School has started and some kids – kids of color, queer kids, different kids – are struggling. You want to help but you don’t know how to even begin. So now what?

The first thing to know about being an ally is in the first chapter of this book: You will screw up sometimes. It’s not fun, it’s comfortable, and you can’t just dump your guilt back on whoever you’re trying to support. Instead, learn from it, and get used to it.

But wait. Can’t you help?

“It’s complicated,” says Dana Alison Levy, the first author.

You can loudly be an ally, but when it’s not your time to speak, then hush. Allies remember that pronouns are important things (see above: you’ll screw up) and when someone reveals their preferred name, an ally makes sure it’s used. Allies know that the letters “LGBTQIA” don’t stop at “G.” When they see someone with a disability, they don’t rush in and act like superheroes.

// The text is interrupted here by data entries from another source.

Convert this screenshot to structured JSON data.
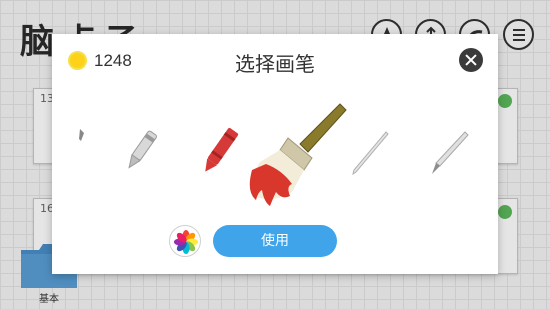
{
  "app": {
    "title": "脑点子",
    "folder_label": "基本"
  },
  "background_cards": [
    {
      "number": "13"
    },
    {
      "number": "16"
    }
  ],
  "top_icons": [
    "pencil-tip-icon",
    "share-icon",
    "eraser-icon",
    "menu-icon"
  ],
  "dialog": {
    "title": "选择画笔",
    "coins": "1248",
    "use_button_label": "使用",
    "brushes": [
      "ink-pen",
      "marker",
      "crayon",
      "paint-brush",
      "fine-liner",
      "calligraphy-pen"
    ],
    "selected_brush": "paint-brush"
  },
  "colors": {
    "accent": "#3fa4ea",
    "coin": "#ffd21a",
    "check": "#5cb85c",
    "crayon": "#d63a38",
    "paint": "#d9372b",
    "brush_handle": "#8a7a2c"
  }
}
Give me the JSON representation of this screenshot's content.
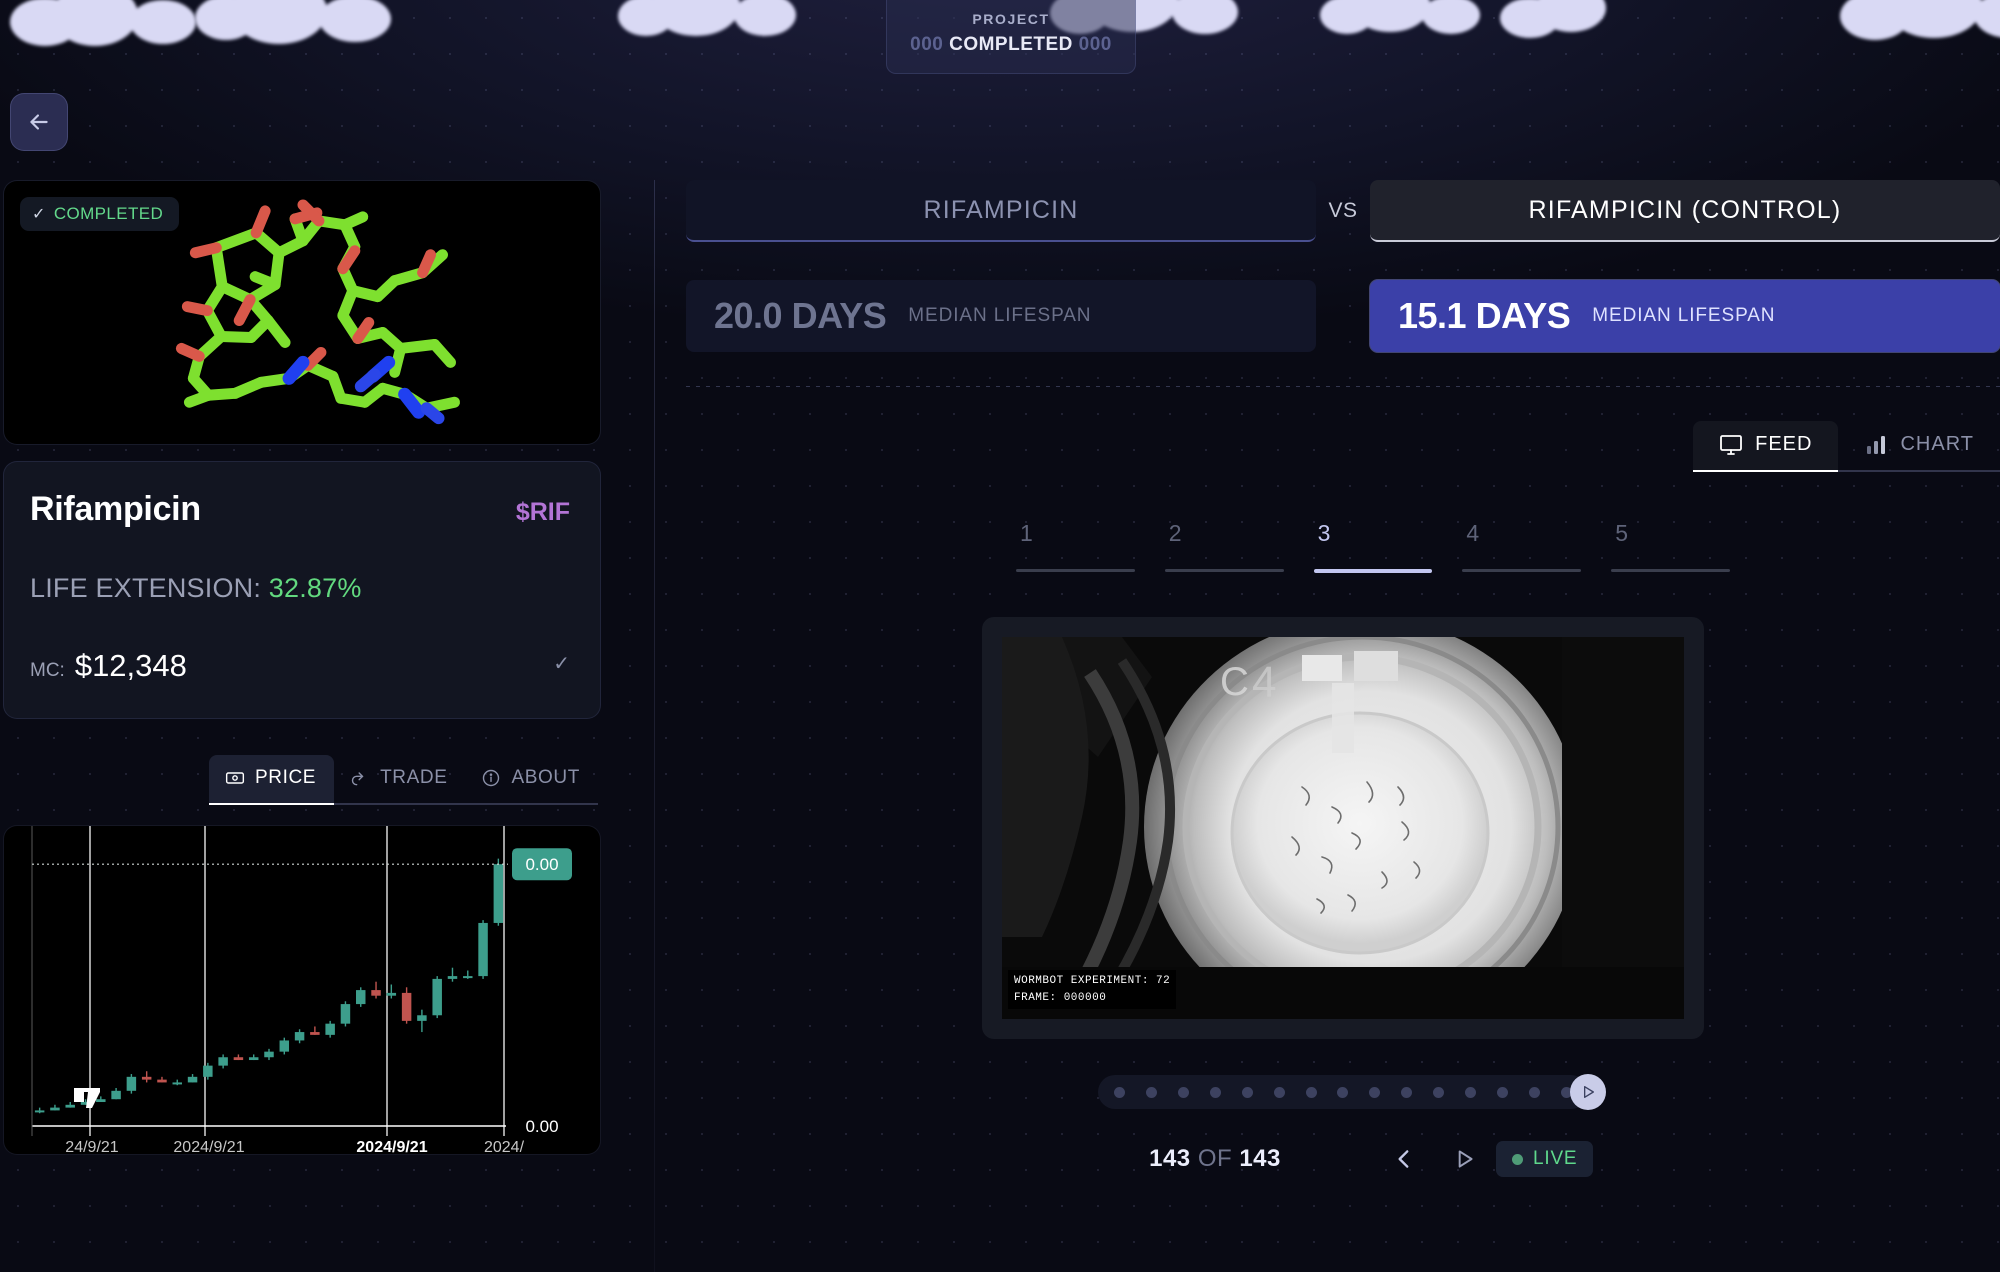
{
  "header": {
    "badge_title": "PROJECT",
    "badge_zeros_left": "000",
    "badge_text": "COMPLETED",
    "badge_zeros_right": "000",
    "back_icon": "arrow-left-icon"
  },
  "molecule_card": {
    "status_check": "✓",
    "status_label": "COMPLETED"
  },
  "info": {
    "drug_name": "Rifampicin",
    "ticker": "$RIF",
    "life_extension_label": "LIFE EXTENSION:",
    "life_extension_value": "32.87%",
    "mc_label": "MC:",
    "mc_value": "$12,348",
    "verified_check": "✓",
    "accent_green": "#62d97f",
    "accent_purple": "#b374d6"
  },
  "left_tabs": [
    {
      "label": "PRICE",
      "icon": "money-icon",
      "active": true
    },
    {
      "label": "TRADE",
      "icon": "trade-arrow-icon",
      "active": false
    },
    {
      "label": "ABOUT",
      "icon": "info-icon",
      "active": false
    }
  ],
  "comparison": {
    "left_name": "RIFAMPICIN",
    "vs_label": "VS",
    "right_name": "RIFAMPICIN (CONTROL)",
    "left_stat_value": "20.0 DAYS",
    "left_stat_label": "MEDIAN LIFESPAN",
    "right_stat_value": "15.1 DAYS",
    "right_stat_label": "MEDIAN LIFESPAN",
    "highlight_color": "#3b40a8"
  },
  "view_tabs": [
    {
      "label": "FEED",
      "icon": "monitor-icon",
      "active": true
    },
    {
      "label": "CHART",
      "icon": "bar-chart-icon",
      "active": false
    }
  ],
  "steps": [
    {
      "n": "1",
      "active": false
    },
    {
      "n": "2",
      "active": false
    },
    {
      "n": "3",
      "active": true
    },
    {
      "n": "4",
      "active": false
    },
    {
      "n": "5",
      "active": false
    }
  ],
  "video": {
    "osd_line1": "WORMBOT EXPERIMENT: 72",
    "osd_line2": "FRAME: 000000"
  },
  "playback": {
    "dot_count": 15,
    "play_icon": "play-icon",
    "counter_current": "143",
    "counter_of": "OF",
    "counter_total": "143",
    "prev_icon": "chevron-left-icon",
    "play_btn_icon": "play-triangle-icon",
    "next_icon": "chevron-right-icon",
    "live_label": "LIVE",
    "live_color": "#5fd98c"
  },
  "chart_data": {
    "type": "line",
    "title": "",
    "subtype": "candlestick",
    "provider_watermark": "TradingView",
    "price_badge": "0.00",
    "axis_label_bottom_right": "0.00",
    "xlabel": "",
    "ylabel": "",
    "x_tick_labels": [
      "24/9/21",
      "2024/9/21",
      "2024/9/21",
      "2024/"
    ],
    "up_color": "#3d9e8c",
    "down_color": "#c0544f",
    "candles": [
      {
        "o": 2,
        "h": 3,
        "l": 1,
        "c": 2
      },
      {
        "o": 2,
        "h": 4,
        "l": 2,
        "c": 3
      },
      {
        "o": 3,
        "h": 5,
        "l": 3,
        "c": 4
      },
      {
        "o": 4,
        "h": 6,
        "l": 4,
        "c": 5
      },
      {
        "o": 5,
        "h": 7,
        "l": 5,
        "c": 6
      },
      {
        "o": 6,
        "h": 10,
        "l": 6,
        "c": 9
      },
      {
        "o": 9,
        "h": 15,
        "l": 8,
        "c": 14
      },
      {
        "o": 14,
        "h": 16,
        "l": 12,
        "c": 13
      },
      {
        "o": 13,
        "h": 14,
        "l": 12,
        "c": 12
      },
      {
        "o": 12,
        "h": 13,
        "l": 11,
        "c": 12
      },
      {
        "o": 12,
        "h": 15,
        "l": 12,
        "c": 14
      },
      {
        "o": 14,
        "h": 19,
        "l": 13,
        "c": 18
      },
      {
        "o": 18,
        "h": 22,
        "l": 17,
        "c": 21
      },
      {
        "o": 21,
        "h": 22,
        "l": 20,
        "c": 20
      },
      {
        "o": 20,
        "h": 22,
        "l": 20,
        "c": 21
      },
      {
        "o": 21,
        "h": 24,
        "l": 20,
        "c": 23
      },
      {
        "o": 23,
        "h": 28,
        "l": 22,
        "c": 27
      },
      {
        "o": 27,
        "h": 31,
        "l": 26,
        "c": 30
      },
      {
        "o": 30,
        "h": 32,
        "l": 29,
        "c": 29
      },
      {
        "o": 29,
        "h": 34,
        "l": 28,
        "c": 33
      },
      {
        "o": 33,
        "h": 41,
        "l": 32,
        "c": 40
      },
      {
        "o": 40,
        "h": 46,
        "l": 39,
        "c": 45
      },
      {
        "o": 45,
        "h": 48,
        "l": 42,
        "c": 43
      },
      {
        "o": 43,
        "h": 47,
        "l": 42,
        "c": 44
      },
      {
        "o": 44,
        "h": 46,
        "l": 33,
        "c": 34
      },
      {
        "o": 34,
        "h": 38,
        "l": 30,
        "c": 36
      },
      {
        "o": 36,
        "h": 50,
        "l": 35,
        "c": 49
      },
      {
        "o": 49,
        "h": 53,
        "l": 48,
        "c": 50
      },
      {
        "o": 50,
        "h": 52,
        "l": 49,
        "c": 50
      },
      {
        "o": 50,
        "h": 70,
        "l": 49,
        "c": 69
      },
      {
        "o": 69,
        "h": 92,
        "l": 68,
        "c": 90
      }
    ]
  }
}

They ask first if they can help, and they never see a disabled person as a “tool” to get extra privileges. Likewise, they don’t finish sentences for a stutterer and it should go without saying that allies are never bullies. Nope, they reach for understanding, and if they don’t understand, they can be schooled.

Being an ally doesn’t stop at sexuality or disability, though. You can be an ally for women by standing up to misogyny. You can stand up by seeing color and acknowledging it. You can stand up and admit that there are things you’ll never experience.

And sometimes, being an ally is knowing when it’s time to walk away.

When it comes to being a better friend to those who need one, you always want to do what’s right – but sometimes, right is wrong and arrrrgh! It seems like maybe you need something of an ally to be an ally, and this book can help.

With straight talk but a light touch, “Allies” helps young readers dispense with the awkwardness of not knowing how to act, through reassuring stories meant to show that merely just showing up is a great start. The chapters aren’t long – some are told with artwork – and they’re as diverse as the writers themselves. They’re not preachy, either: Each is told by an appreciative person who’s received much-needed support and others whose eyes were opened, giving readers the upbeat, forward-looking, I-can-do-this feeling they might get in the eager moments before a march or a rally.

That makes “Allies” a great first step for any progressive-thinking 12-to-18-year-old who needs a good launch-point. Find this book, read it, and share it with your friends.

Continue Reading
Advertisement
Advertisement

Follow Us @washblade

Sign Up for Blade eBlasts

Popular